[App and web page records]
----------

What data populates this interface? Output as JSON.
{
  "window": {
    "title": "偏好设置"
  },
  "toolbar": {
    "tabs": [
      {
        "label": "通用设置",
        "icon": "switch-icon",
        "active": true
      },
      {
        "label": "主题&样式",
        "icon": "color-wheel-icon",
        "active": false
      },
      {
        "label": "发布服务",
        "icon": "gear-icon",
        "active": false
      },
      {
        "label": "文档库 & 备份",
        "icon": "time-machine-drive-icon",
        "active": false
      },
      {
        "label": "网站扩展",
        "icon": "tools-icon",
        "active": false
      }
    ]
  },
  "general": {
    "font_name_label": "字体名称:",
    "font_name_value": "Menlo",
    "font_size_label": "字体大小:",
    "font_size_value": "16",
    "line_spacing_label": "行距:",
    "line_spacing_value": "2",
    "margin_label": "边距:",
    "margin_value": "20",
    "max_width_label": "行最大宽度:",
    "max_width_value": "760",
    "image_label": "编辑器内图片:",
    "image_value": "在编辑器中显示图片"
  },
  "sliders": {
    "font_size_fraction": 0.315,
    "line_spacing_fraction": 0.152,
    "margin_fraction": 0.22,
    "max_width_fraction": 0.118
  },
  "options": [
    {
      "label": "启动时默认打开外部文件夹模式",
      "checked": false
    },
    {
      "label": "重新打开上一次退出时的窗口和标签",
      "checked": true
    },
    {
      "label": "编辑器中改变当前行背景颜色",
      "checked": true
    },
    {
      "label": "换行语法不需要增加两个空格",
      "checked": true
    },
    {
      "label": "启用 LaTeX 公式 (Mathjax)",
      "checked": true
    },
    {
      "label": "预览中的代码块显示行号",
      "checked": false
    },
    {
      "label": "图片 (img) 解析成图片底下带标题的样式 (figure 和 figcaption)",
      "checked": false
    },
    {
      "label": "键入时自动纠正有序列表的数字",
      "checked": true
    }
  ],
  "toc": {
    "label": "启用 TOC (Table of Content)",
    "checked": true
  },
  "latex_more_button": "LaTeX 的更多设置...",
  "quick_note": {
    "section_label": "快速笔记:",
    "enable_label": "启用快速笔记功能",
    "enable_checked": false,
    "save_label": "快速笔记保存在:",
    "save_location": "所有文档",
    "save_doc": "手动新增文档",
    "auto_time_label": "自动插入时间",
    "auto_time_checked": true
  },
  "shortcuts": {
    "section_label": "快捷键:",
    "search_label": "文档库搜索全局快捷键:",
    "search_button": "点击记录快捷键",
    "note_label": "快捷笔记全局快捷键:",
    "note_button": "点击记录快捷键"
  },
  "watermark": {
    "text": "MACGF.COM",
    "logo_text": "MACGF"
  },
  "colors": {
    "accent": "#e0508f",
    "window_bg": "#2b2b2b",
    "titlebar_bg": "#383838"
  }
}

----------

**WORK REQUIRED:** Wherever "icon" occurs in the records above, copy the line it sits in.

**RESULT FOR THIS TASK:**
        "icon": "switch-icon",
        "icon": "color-wheel-icon",
        "icon": "gear-icon",
        "icon": "time-machine-drive-icon",
        "icon": "tools-icon",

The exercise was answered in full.